There are 3.2 billion cellular connections worldwide, and with the iPhone's launch last year, the concept of browsing the Web from a mobile phone has gone mainstream. Marketers are abuzz about the trend. Consider this: Mobile phone carriers are sitting atop a trove of data--not just your name, address, and, of course, phone number but also credit card information, who your friends are, and where you're located at this very moment. Even with privacy regulations, more of this information will become available to marketers as phones are used more like little PCs, creating opportunities for highly targeted ads and other marketing breakthroughs. Imagine a retailer texting customers with a discount offer whenever they are within a few blocks of a particular store. The mind reels!
The most common type of mobile ad is a display banner served on a Web page called up on a cell phone's screen. When you go to The New York Times' website from your phone, for example, you will see ads like the one for AT&T (NYSE:T) shown here. The ads are created for the site's mobile format and may not be the same as the ads you would see if you were browsing the site on a PC. Ads are priced on a Cost Per Mille, or CPM, basis--the price you pay for the ad to be seen 1,000 times.
To get a sense of what your website looks like on a cell phone, go to Skweezer.net. JetBlue has used the free messaging tool Twitter to provide fare updates to customers.
Most advertisers work with mobile-ad networks, which bring together advertisers and websites that are frequently viewed by phone. Some of the larger players, which are owned by the likes of Nokia, AOL, and Yahoo (NASDAQ:YHOO), will act as full-service marketing shops. They handle the entire process, including technology, the creative content of mobile ads, and the ads' placement.
Because the industry is so young, rates range widely. Third Screen Media and AdMob, the two main mobile-ad networks, charge CPMs of $15 to $25 for banner ads. "The market is trying to find its price points," says Mike Baker, head of Nokia Ad Business, which charges CPMs as high as $75.
One option is to buy or rent a short code, a five- or six-digit phone number from which you can send and receive text messages. One common way to use a short code is to publish it on a billboard or in a print ad ("Text 51234 for more information") that encourages customers to enter a contest or participate in a poll.
Cellit Mobile Marketing, in Chicago, and Movo, in Florida, sell short codes for $500 to $1,000 per month, plus a one-time setup fee of a few thousand dollars and a charge of 4 cents to 7 cents for each text message.
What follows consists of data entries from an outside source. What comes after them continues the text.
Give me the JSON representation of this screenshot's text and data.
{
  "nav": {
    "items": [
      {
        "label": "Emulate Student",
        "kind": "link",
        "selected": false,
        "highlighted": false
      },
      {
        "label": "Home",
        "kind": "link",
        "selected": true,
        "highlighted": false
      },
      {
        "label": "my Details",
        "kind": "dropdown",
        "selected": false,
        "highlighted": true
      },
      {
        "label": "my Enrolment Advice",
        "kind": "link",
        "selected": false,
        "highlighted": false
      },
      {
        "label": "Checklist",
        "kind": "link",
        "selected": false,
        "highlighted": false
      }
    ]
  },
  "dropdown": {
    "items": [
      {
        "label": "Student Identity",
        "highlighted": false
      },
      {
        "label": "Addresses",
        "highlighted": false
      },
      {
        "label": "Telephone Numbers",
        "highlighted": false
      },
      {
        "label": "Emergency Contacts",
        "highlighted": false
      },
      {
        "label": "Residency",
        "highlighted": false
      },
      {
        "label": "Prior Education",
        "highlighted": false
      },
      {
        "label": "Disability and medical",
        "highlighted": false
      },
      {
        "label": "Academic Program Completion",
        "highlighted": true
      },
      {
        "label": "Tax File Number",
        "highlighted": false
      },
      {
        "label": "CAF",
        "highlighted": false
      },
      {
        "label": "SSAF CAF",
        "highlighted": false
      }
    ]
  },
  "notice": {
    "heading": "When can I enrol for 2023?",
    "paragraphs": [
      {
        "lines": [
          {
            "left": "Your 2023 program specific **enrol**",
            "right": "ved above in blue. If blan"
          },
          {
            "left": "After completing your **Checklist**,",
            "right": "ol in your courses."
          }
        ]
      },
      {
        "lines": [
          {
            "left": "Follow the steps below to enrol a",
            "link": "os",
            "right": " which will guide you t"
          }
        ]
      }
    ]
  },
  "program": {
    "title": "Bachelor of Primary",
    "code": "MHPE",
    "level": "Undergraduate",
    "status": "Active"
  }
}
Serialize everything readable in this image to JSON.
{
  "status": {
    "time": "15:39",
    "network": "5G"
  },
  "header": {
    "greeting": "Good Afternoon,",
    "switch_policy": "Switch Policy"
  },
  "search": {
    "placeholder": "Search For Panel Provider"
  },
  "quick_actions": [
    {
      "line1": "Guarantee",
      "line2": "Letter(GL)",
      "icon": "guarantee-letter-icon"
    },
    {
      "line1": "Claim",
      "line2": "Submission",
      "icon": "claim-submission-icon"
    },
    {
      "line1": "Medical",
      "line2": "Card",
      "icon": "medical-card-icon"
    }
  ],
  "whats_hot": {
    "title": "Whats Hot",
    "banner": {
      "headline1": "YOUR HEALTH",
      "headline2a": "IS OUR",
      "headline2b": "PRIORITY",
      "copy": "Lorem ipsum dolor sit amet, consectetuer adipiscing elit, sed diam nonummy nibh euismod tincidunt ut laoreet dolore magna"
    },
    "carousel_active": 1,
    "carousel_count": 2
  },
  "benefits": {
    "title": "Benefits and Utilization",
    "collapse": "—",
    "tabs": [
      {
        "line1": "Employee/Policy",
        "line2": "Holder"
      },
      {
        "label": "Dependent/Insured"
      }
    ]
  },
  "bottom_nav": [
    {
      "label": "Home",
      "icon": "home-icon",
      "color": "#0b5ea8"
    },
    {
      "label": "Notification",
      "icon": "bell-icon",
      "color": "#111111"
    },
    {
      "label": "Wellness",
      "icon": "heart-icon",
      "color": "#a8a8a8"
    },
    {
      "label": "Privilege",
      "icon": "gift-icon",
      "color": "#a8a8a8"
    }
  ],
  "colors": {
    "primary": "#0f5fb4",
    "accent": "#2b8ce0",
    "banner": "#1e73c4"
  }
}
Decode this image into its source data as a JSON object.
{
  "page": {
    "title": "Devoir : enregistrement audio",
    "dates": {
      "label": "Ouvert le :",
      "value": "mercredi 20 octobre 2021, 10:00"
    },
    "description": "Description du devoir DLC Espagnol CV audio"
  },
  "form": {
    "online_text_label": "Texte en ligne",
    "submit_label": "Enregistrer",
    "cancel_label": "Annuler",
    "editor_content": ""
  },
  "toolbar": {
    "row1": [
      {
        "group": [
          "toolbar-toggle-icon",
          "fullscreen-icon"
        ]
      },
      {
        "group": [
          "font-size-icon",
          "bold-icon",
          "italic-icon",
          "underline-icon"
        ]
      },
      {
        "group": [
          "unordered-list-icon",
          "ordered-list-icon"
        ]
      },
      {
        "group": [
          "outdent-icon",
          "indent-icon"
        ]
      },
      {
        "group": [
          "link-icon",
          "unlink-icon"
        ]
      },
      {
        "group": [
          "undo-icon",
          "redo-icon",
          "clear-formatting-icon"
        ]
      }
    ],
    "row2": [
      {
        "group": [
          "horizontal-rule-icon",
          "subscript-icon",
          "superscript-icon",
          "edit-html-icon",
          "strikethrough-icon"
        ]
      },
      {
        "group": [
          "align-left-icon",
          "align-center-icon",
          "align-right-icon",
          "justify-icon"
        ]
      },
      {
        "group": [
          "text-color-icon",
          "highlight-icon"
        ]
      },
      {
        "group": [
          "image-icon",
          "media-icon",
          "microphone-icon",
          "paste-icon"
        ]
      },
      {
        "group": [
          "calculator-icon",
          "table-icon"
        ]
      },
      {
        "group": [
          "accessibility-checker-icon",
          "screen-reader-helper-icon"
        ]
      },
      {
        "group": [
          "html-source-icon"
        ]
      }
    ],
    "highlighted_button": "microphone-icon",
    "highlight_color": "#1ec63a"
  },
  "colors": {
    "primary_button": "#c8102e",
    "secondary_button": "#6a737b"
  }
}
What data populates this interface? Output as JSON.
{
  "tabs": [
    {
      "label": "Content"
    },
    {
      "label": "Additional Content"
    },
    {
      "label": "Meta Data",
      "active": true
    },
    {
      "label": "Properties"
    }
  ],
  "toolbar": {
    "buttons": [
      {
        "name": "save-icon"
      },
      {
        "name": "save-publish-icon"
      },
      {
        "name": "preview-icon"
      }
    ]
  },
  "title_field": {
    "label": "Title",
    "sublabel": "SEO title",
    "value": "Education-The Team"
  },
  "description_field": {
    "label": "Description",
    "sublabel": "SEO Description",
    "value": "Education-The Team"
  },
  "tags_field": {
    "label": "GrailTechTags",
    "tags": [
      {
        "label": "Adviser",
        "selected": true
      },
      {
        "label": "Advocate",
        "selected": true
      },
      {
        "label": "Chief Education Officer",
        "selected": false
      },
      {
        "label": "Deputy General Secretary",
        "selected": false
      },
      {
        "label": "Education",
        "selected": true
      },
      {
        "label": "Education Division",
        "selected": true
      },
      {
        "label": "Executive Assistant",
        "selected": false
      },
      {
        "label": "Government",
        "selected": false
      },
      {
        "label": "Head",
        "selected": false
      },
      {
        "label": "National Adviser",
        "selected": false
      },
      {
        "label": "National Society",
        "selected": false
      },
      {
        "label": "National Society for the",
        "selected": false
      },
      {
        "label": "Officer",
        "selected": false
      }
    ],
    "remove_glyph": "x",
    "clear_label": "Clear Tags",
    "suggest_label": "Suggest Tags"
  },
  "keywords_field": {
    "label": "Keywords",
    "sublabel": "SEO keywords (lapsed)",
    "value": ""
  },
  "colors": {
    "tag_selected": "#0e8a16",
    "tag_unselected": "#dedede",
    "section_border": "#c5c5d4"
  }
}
You can also rent a code for as little as $225 per month. Keep in mind that technological standards vary. Nearly every phone on the market is equipped to send and receive texts, but some systems won't let you embed complex graphics or photographs.
Google (NASDAQ:GOOG) is expanding into the mobile world, allowing companies to buy contextual ads--ads related to content, like those Google ads you know and love--on the mobile Web. This is being hyped as the next big thing. AdMob claims click-through rates on this type of ad of up to 3 percent, which is quite high. The company doesn't charge by CPM for contextual ads; instead, it charges a cost-per-click fee of 25 cents to 30 cents. Marketers are also experimenting with targeted click-to-call ads on mobile phones.